In 2001, mifepristone was approved in Taiwan. Vietnam included mifepristone in the National Reproductive Health program in 2002.
It is approved in only one subsaharan African country--South Africa, where it was approved in 2001. It is also approved in one north African country--Tunisia, also in 2001.
Mifepristone was approved for use in India in 2002, where medical abortion is referred to as "Medical Termination of Pregnancy" (MTP). It is only available under medical supervision, not by prescription, due to adverse reactions such as excessive bleeding, and there are criminal penalties for buying or selling it on the black market or over-the-counter at pharmacies.
Medical abortion is available in Canada on a limited basis using methotrexate and misoprostol; mifepristone is not legally approved, and importation of that drug in Canada is currently illegal. Clinical trials were done in 2000 in various Canadian cities comparing methotrexate to mifepristone, after approbation by the federal government. While both drugs had overall similar results, mifepristone was found to act faster.

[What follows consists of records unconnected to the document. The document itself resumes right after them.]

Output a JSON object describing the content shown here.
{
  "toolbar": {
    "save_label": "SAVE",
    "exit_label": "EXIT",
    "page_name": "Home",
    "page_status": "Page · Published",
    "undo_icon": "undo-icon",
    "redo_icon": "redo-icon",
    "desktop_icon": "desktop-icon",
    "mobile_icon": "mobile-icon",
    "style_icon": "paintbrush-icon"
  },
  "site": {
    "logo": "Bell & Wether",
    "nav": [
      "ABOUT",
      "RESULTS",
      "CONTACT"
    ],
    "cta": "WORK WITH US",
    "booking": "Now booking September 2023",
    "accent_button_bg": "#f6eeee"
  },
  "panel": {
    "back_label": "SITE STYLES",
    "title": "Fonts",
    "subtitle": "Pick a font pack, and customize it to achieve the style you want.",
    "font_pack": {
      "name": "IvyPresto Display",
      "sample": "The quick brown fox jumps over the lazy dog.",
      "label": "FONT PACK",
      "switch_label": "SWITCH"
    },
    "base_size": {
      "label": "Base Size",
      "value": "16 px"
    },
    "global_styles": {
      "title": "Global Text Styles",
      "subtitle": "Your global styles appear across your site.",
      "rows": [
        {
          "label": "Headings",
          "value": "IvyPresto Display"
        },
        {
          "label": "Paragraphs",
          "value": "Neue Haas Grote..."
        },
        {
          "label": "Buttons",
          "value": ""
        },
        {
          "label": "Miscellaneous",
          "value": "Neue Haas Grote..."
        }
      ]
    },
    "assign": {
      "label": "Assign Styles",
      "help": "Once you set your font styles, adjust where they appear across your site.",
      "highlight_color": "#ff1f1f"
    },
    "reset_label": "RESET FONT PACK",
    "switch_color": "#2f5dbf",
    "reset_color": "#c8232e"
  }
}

As of May 2005, it is unclear whether or when RU-486 will be approved for use in Canada.
Mifepristone was registered for use in Russia and Ukraine in 2000, and in Azerbaijan, Belarus, Georgia, and Uzbekistan in 2002, Moldova in 2004, and Armenia in 2007.